- ENTRIES PROVIDED:
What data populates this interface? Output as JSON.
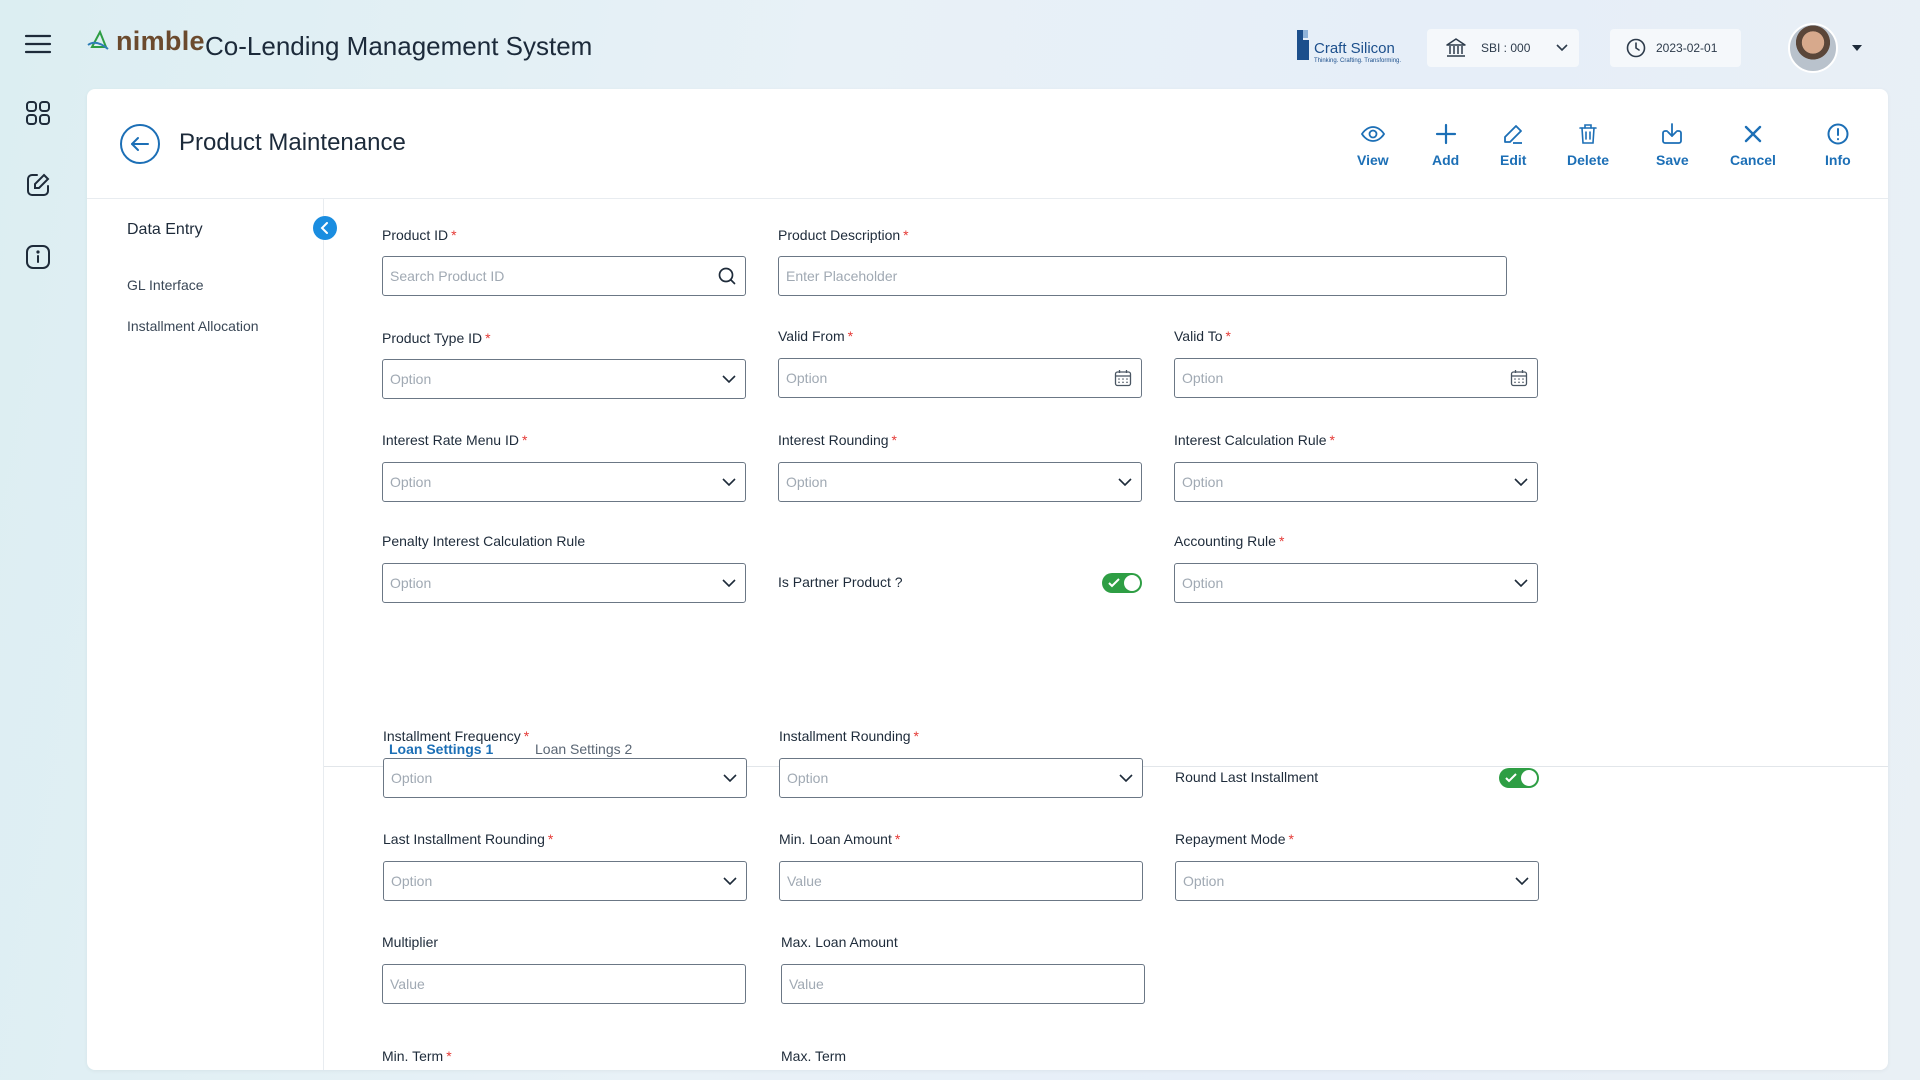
{
  "app": {
    "logo_text": "nimble",
    "title": "Co-Lending Management System"
  },
  "header": {
    "brand_name": "Craft Silicon",
    "brand_tagline": "Thinking. Crafting. Transforming.",
    "branch": "SBI : 000",
    "date": "2023-02-01"
  },
  "page": {
    "title": "Product Maintenance"
  },
  "toolbar": {
    "view": "View",
    "add": "Add",
    "edit": "Edit",
    "delete": "Delete",
    "save": "Save",
    "cancel": "Cancel",
    "info": "Info"
  },
  "left_nav": {
    "section_title": "Data Entry",
    "items": [
      {
        "label": "GL Interface"
      },
      {
        "label": "Installment Allocation"
      }
    ]
  },
  "form": {
    "product_id": {
      "label": "Product ID",
      "placeholder": "Search Product ID",
      "required": "*"
    },
    "product_description": {
      "label": "Product Description",
      "placeholder": "Enter Placeholder",
      "required": "*"
    },
    "product_type_id": {
      "label": "Product Type ID",
      "value": "Option",
      "required": "*"
    },
    "valid_from": {
      "label": "Valid From",
      "value": "Option",
      "required": "*"
    },
    "valid_to": {
      "label": "Valid To",
      "value": "Option",
      "required": "*"
    },
    "interest_rate_menu_id": {
      "label": "Interest Rate Menu ID",
      "value": "Option",
      "required": "*"
    },
    "interest_rounding": {
      "label": "Interest Rounding",
      "value": "Option",
      "required": "*"
    },
    "interest_calculation_rule": {
      "label": "Interest Calculation Rule",
      "value": "Option",
      "required": "*"
    },
    "penalty_interest_calculation_rule": {
      "label": "Penalty Interest Calculation Rule",
      "value": "Option"
    },
    "is_partner_product": {
      "label": "Is Partner Product ?",
      "checked": true
    },
    "accounting_rule": {
      "label": "Accounting Rule",
      "value": "Option",
      "required": "*"
    }
  },
  "tabs": [
    {
      "label": "Loan Settings 1",
      "active": true
    },
    {
      "label": "Loan Settings 2",
      "active": false
    }
  ],
  "loan_settings": {
    "installment_frequency": {
      "label": "Installment Frequency",
      "value": "Option",
      "required": "*"
    },
    "installment_rounding": {
      "label": "Installment Rounding",
      "value": "Option",
      "required": "*"
    },
    "round_last_installment": {
      "label": "Round Last Installment",
      "checked": true
    },
    "last_installment_rounding": {
      "label": "Last Installment Rounding",
      "value": "Option",
      "required": "*"
    },
    "min_loan_amount": {
      "label": "Min. Loan Amount",
      "value": "Value",
      "required": "*"
    },
    "repayment_mode": {
      "label": "Repayment Mode",
      "value": "Option",
      "required": "*"
    },
    "multiplier": {
      "label": "Multiplier",
      "value": "Value"
    },
    "max_loan_amount": {
      "label": "Max. Loan Amount",
      "value": "Value"
    },
    "min_term": {
      "label": "Min. Term",
      "required": "*"
    },
    "max_term": {
      "label": "Max. Term"
    }
  },
  "colors": {
    "accent": "#1c6fb6",
    "toggle_on": "#2e9e44",
    "required": "#e53935",
    "collapse": "#1a8de0"
  }
}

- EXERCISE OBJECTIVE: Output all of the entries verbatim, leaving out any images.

- RESULT BELOW:
What data populates this interface? Output as JSON.
{
  "app": {
    "logo_text": "nimble",
    "title": "Co-Lending Management System"
  },
  "header": {
    "brand_name": "Craft Silicon",
    "brand_tagline": "Thinking. Crafting. Transforming.",
    "branch": "SBI : 000",
    "date": "2023-02-01"
  },
  "page": {
    "title": "Product Maintenance"
  },
  "toolbar": {
    "view": "View",
    "add": "Add",
    "edit": "Edit",
    "delete": "Delete",
    "save": "Save",
    "cancel": "Cancel",
    "info": "Info"
  },
  "left_nav": {
    "section_title": "Data Entry",
    "items": [
      {
        "label": "GL Interface"
      },
      {
        "label": "Installment Allocation"
      }
    ]
  },
  "form": {
    "product_id": {
      "label": "Product ID",
      "placeholder": "Search Product ID",
      "required": "*"
    },
    "product_description": {
      "label": "Product Description",
      "placeholder": "Enter Placeholder",
      "required": "*"
    },
    "product_type_id": {
      "label": "Product Type ID",
      "value": "Option",
      "required": "*"
    },
    "valid_from": {
      "label": "Valid From",
      "value": "Option",
      "required": "*"
    },
    "valid_to": {
      "label": "Valid To",
      "value": "Option",
      "required": "*"
    },
    "interest_rate_menu_id": {
      "label": "Interest Rate Menu ID",
      "value": "Option",
      "required": "*"
    },
    "interest_rounding": {
      "label": "Interest Rounding",
      "value": "Option",
      "required": "*"
    },
    "interest_calculation_rule": {
      "label": "Interest Calculation Rule",
      "value": "Option",
      "required": "*"
    },
    "penalty_interest_calculation_rule": {
      "label": "Penalty Interest Calculation Rule",
      "value": "Option"
    },
    "is_partner_product": {
      "label": "Is Partner Product ?",
      "checked": true
    },
    "accounting_rule": {
      "label": "Accounting Rule",
      "value": "Option",
      "required": "*"
    }
  },
  "tabs": [
    {
      "label": "Loan Settings 1",
      "active": true
    },
    {
      "label": "Loan Settings 2",
      "active": false
    }
  ],
  "loan_settings": {
    "installment_frequency": {
      "label": "Installment Frequency",
      "value": "Option",
      "required": "*"
    },
    "installment_rounding": {
      "label": "Installment Rounding",
      "value": "Option",
      "required": "*"
    },
    "round_last_installment": {
      "label": "Round Last Installment",
      "checked": true
    },
    "last_installment_rounding": {
      "label": "Last Installment Rounding",
      "value": "Option",
      "required": "*"
    },
    "min_loan_amount": {
      "label": "Min. Loan Amount",
      "value": "Value",
      "required": "*"
    },
    "repayment_mode": {
      "label": "Repayment Mode",
      "value": "Option",
      "required": "*"
    },
    "multiplier": {
      "label": "Multiplier",
      "value": "Value"
    },
    "max_loan_amount": {
      "label": "Max. Loan Amount",
      "value": "Value"
    },
    "min_term": {
      "label": "Min. Term",
      "required": "*"
    },
    "max_term": {
      "label": "Max. Term"
    }
  },
  "colors": {
    "accent": "#1c6fb6",
    "toggle_on": "#2e9e44",
    "required": "#e53935",
    "collapse": "#1a8de0"
  }
}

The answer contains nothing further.